• _Assignment_: Leave every image behind and restate the data word for word.

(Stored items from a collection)
= Beginning of Section =

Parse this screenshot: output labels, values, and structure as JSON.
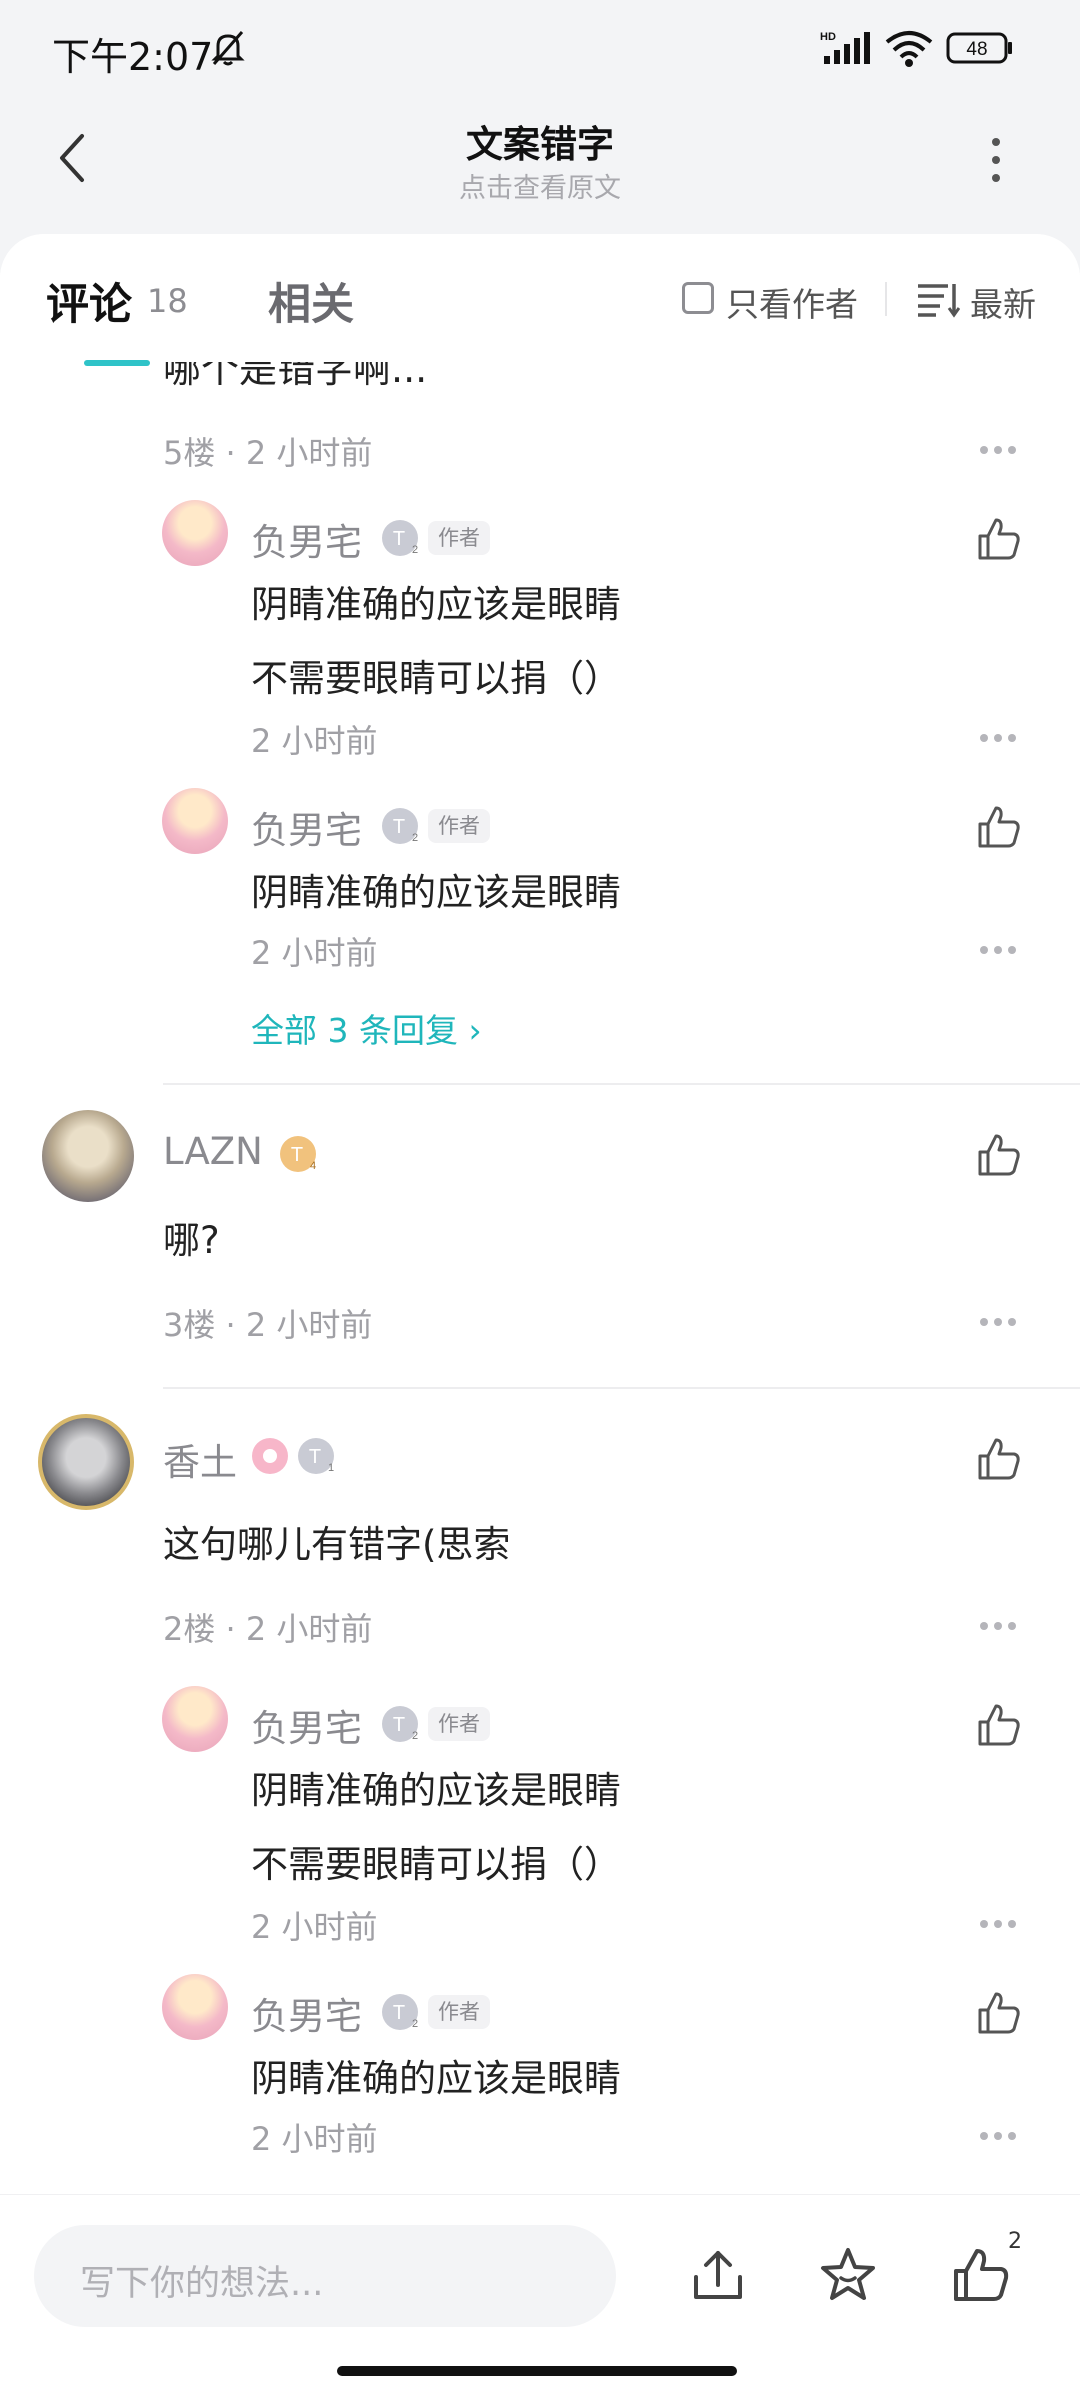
{
  "status": {
    "time": "下午2:07",
    "battery": "48",
    "network": "HD"
  },
  "header": {
    "title": "文案错字",
    "subtitle": "点击查看原文"
  },
  "tabs": {
    "comments_label": "评论",
    "comments_count": "18",
    "related_label": "相关",
    "only_author": "只看作者",
    "sort_label": "最新"
  },
  "feed": {
    "cut_text": "哪个是错字啊...",
    "floor5": {
      "meta": "5楼 · 2 小时前",
      "replies": [
        {
          "name": "负男宅",
          "level": "2",
          "tag": "作者",
          "lines": [
            "阴睛准确的应该是眼睛",
            "不需要眼睛可以捐（）"
          ],
          "time": "2 小时前"
        },
        {
          "name": "负男宅",
          "level": "2",
          "tag": "作者",
          "lines": [
            "阴睛准确的应该是眼睛"
          ],
          "time": "2 小时前"
        }
      ],
      "view_all": "全部 3 条回复 ›"
    },
    "floor3": {
      "name": "LAZN",
      "level": "4",
      "text": "哪?",
      "meta": "3楼 · 2 小时前"
    },
    "floor2": {
      "name": "香土",
      "level": "1",
      "text": "这句哪儿有错字(思索",
      "meta": "2楼 · 2 小时前",
      "replies": [
        {
          "name": "负男宅",
          "level": "2",
          "tag": "作者",
          "lines": [
            "阴睛准确的应该是眼睛",
            "不需要眼睛可以捐（）"
          ],
          "time": "2 小时前"
        },
        {
          "name": "负男宅",
          "level": "2",
          "tag": "作者",
          "lines": [
            "阴睛准确的应该是眼睛"
          ],
          "time": "2 小时前"
        }
      ]
    }
  },
  "bottom": {
    "placeholder": "写下你的想法...",
    "like_count": "2"
  },
  "icons": [
    "bell-off-icon",
    "signal-icon",
    "wifi-icon",
    "battery-icon",
    "back-arrow-icon",
    "more-vertical-icon",
    "sort-icon",
    "like-icon",
    "more-horizontal-icon",
    "share-icon",
    "star-icon",
    "level-badge-icon"
  ],
  "colors": {
    "accent": "#2fc3c8",
    "link": "#1fb6bb",
    "background": "#f3f4f6",
    "text": "#222222",
    "muted": "#a0a0a5"
  }
}
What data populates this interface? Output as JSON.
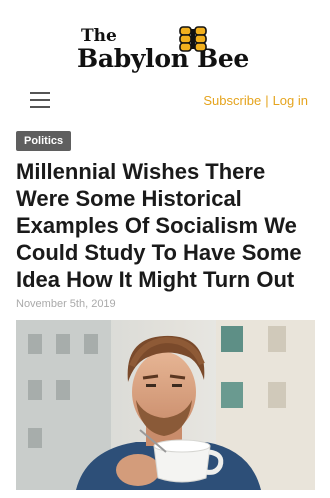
{
  "brand": {
    "logo_top": "The",
    "logo_bottom": "Babylon Bee",
    "accent": "#e5a41e"
  },
  "nav": {
    "menu_icon": "hamburger-icon",
    "subscribe": "Subscribe",
    "separator": "|",
    "login": "Log in"
  },
  "article": {
    "category": "Politics",
    "headline": "Millennial Wishes There Were Some Historical Examples Of Socialism We Could Study To Have Some Idea How It Might Turn Out",
    "date": "November 5th, 2019"
  }
}
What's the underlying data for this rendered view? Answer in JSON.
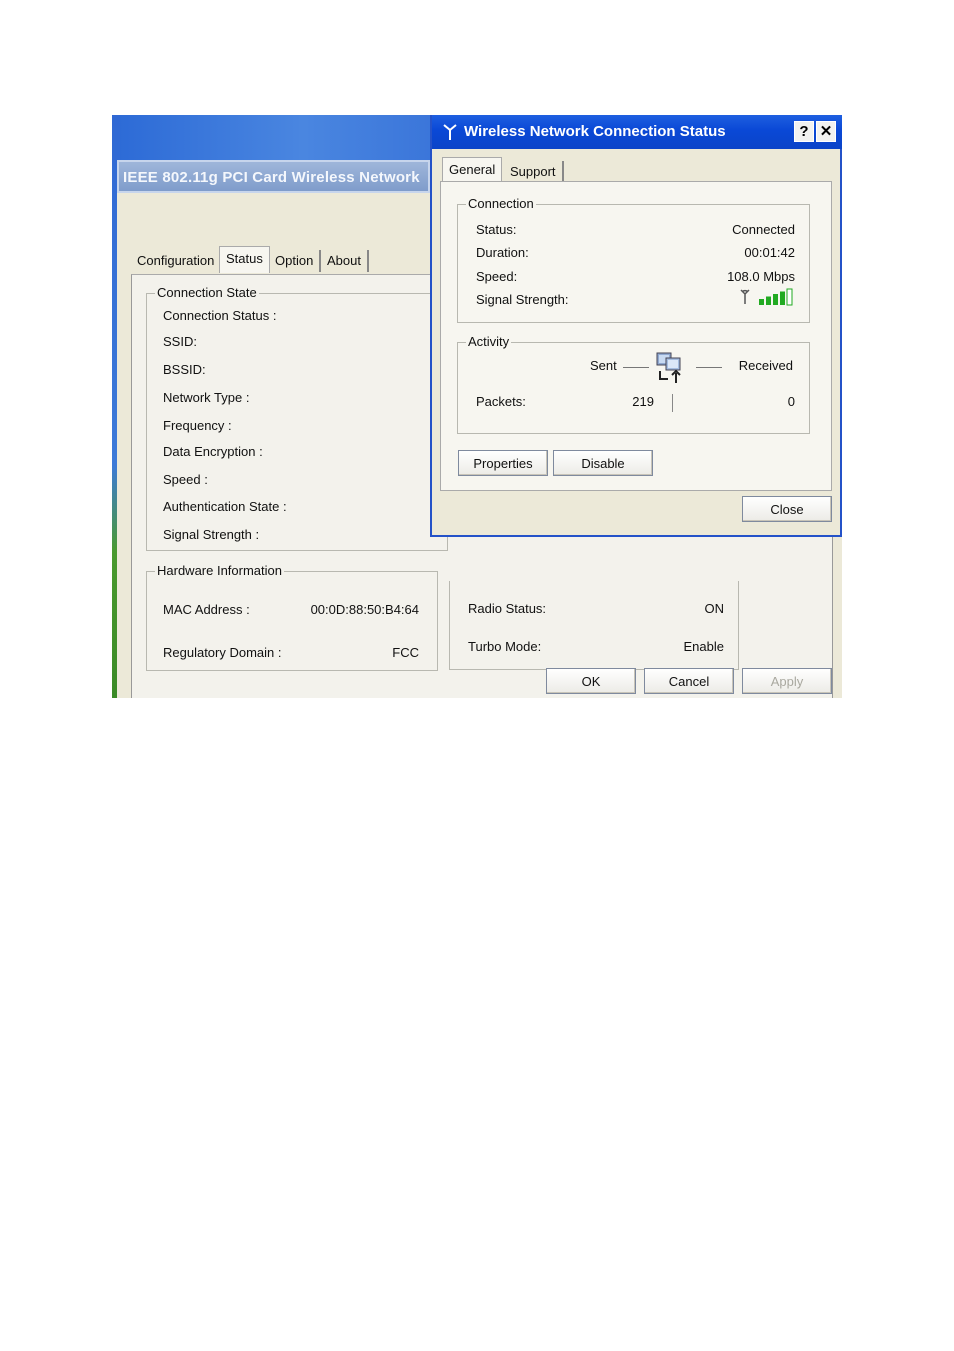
{
  "back_window": {
    "title": "IEEE 802.11g PCI Card Wireless Network",
    "tabs": [
      "Configuration",
      "Status",
      "Option",
      "About"
    ],
    "connection_state": {
      "legend": "Connection State",
      "rows": [
        "Connection Status :",
        "SSID:",
        "BSSID:",
        "Network Type :",
        "Frequency :",
        "Data Encryption :",
        "Speed :",
        "Authentication State :",
        "Signal Strength :"
      ]
    },
    "hardware": {
      "legend": "Hardware Information",
      "mac_label": "MAC Address :",
      "mac_value": "00:0D:88:50:B4:64",
      "domain_label": "Regulatory Domain :",
      "domain_value": "FCC",
      "radio_label": "Radio Status:",
      "radio_value": "ON",
      "turbo_label": "Turbo Mode:",
      "turbo_value": "Enable"
    },
    "buttons": {
      "ok": "OK",
      "cancel": "Cancel",
      "apply": "Apply"
    }
  },
  "dialog": {
    "title": "Wireless Network Connection Status",
    "help": "?",
    "close_x": "✕",
    "tabs": [
      "General",
      "Support"
    ],
    "connection": {
      "legend": "Connection",
      "status_label": "Status:",
      "status_value": "Connected",
      "duration_label": "Duration:",
      "duration_value": "00:01:42",
      "speed_label": "Speed:",
      "speed_value": "108.0 Mbps",
      "signal_label": "Signal Strength:",
      "signal_bars": 4,
      "signal_bars_total": 5
    },
    "activity": {
      "legend": "Activity",
      "sent_label": "Sent",
      "received_label": "Received",
      "packets_label": "Packets:",
      "packets_sent": "219",
      "packets_received": "0"
    },
    "buttons": {
      "properties": "Properties",
      "disable": "Disable",
      "close": "Close"
    }
  },
  "colors": {
    "titlebar": "#0a48d6",
    "signal": "#22aa22",
    "face": "#ece9d8"
  }
}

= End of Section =

• _Completed exercise_:
Parse this screenshot: output labels, values, and structure as JSON.
{
  "status": {
    "time": "下午2:07",
    "battery": "48",
    "network": "HD"
  },
  "header": {
    "title": "文案错字",
    "subtitle": "点击查看原文"
  },
  "tabs": {
    "comments_label": "评论",
    "comments_count": "18",
    "related_label": "相关",
    "only_author": "只看作者",
    "sort_label": "最新"
  },
  "feed": {
    "cut_text": "哪个是错字啊...",
    "floor5": {
      "meta": "5楼 · 2 小时前",
      "replies": [
        {
          "name": "负男宅",
          "level": "2",
          "tag": "作者",
          "lines": [
            "阴睛准确的应该是眼睛",
            "不需要眼睛可以捐（）"
          ],
          "time": "2 小时前"
        },
        {
          "name": "负男宅",
          "level": "2",
          "tag": "作者",
          "lines": [
            "阴睛准确的应该是眼睛"
          ],
          "time": "2 小时前"
        }
      ],
      "view_all": "全部 3 条回复 ›"
    },
    "floor3": {
      "name": "LAZN",
      "level": "4",
      "text": "哪?",
      "meta": "3楼 · 2 小时前"
    },
    "floor2": {
      "name": "香土",
      "level": "1",
      "text": "这句哪儿有错字(思索",
      "meta": "2楼 · 2 小时前",
      "replies": [
        {
          "name": "负男宅",
          "level": "2",
          "tag": "作者",
          "lines": [
            "阴睛准确的应该是眼睛",
            "不需要眼睛可以捐（）"
          ],
          "time": "2 小时前"
        },
        {
          "name": "负男宅",
          "level": "2",
          "tag": "作者",
          "lines": [
            "阴睛准确的应该是眼睛"
          ],
          "time": "2 小时前"
        }
      ]
    }
  },
  "bottom": {
    "placeholder": "写下你的想法...",
    "like_count": "2"
  },
  "icons": [
    "bell-off-icon",
    "signal-icon",
    "wifi-icon",
    "battery-icon",
    "back-arrow-icon",
    "more-vertical-icon",
    "sort-icon",
    "like-icon",
    "more-horizontal-icon",
    "share-icon",
    "star-icon",
    "level-badge-icon"
  ],
  "colors": {
    "accent": "#2fc3c8",
    "link": "#1fb6bb",
    "background": "#f3f4f6",
    "text": "#222222",
    "muted": "#a0a0a5"
  }
}
What data populates this interface? Output as JSON.
{
  "brand": {
    "logo_top": "The",
    "logo_bottom": "Babylon Bee",
    "accent": "#e5a41e"
  },
  "nav": {
    "menu_icon": "hamburger-icon",
    "subscribe": "Subscribe",
    "separator": "|",
    "login": "Log in"
  },
  "article": {
    "category": "Politics",
    "headline": "Millennial Wishes There Were Some Historical Examples Of Socialism We Could Study To Have Some Idea How It Might Turn Out",
    "date": "November 5th, 2019"
  }
}
What's the underlying data for this rendered view? Answer in JSON.
{
  "back_window": {
    "title": "IEEE 802.11g PCI Card Wireless Network",
    "tabs": [
      "Configuration",
      "Status",
      "Option",
      "About"
    ],
    "connection_state": {
      "legend": "Connection State",
      "rows": [
        "Connection Status :",
        "SSID:",
        "BSSID:",
        "Network Type :",
        "Frequency :",
        "Data Encryption :",
        "Speed :",
        "Authentication State :",
        "Signal Strength :"
      ]
    },
    "hardware": {
      "legend": "Hardware Information",
      "mac_label": "MAC Address :",
      "mac_value": "00:0D:88:50:B4:64",
      "domain_label": "Regulatory Domain :",
      "domain_value": "FCC",
      "radio_label": "Radio Status:",
      "radio_value": "ON",
      "turbo_label": "Turbo Mode:",
      "turbo_value": "Enable"
    },
    "buttons": {
      "ok": "OK",
      "cancel": "Cancel",
      "apply": "Apply"
    }
  },
  "dialog": {
    "title": "Wireless Network Connection Status",
    "help": "?",
    "close_x": "✕",
    "tabs": [
      "General",
      "Support"
    ],
    "connection": {
      "legend": "Connection",
      "status_label": "Status:",
      "status_value": "Connected",
      "duration_label": "Duration:",
      "duration_value": "00:01:42",
      "speed_label": "Speed:",
      "speed_value": "108.0 Mbps",
      "signal_label": "Signal Strength:",
      "signal_bars": 4,
      "signal_bars_total": 5
    },
    "activity": {
      "legend": "Activity",
      "sent_label": "Sent",
      "received_label": "Received",
      "packets_label": "Packets:",
      "packets_sent": "219",
      "packets_received": "0"
    },
    "buttons": {
      "properties": "Properties",
      "disable": "Disable",
      "close": "Close"
    }
  },
  "colors": {
    "titlebar": "#0a48d6",
    "signal": "#22aa22",
    "face": "#ece9d8"
  }
}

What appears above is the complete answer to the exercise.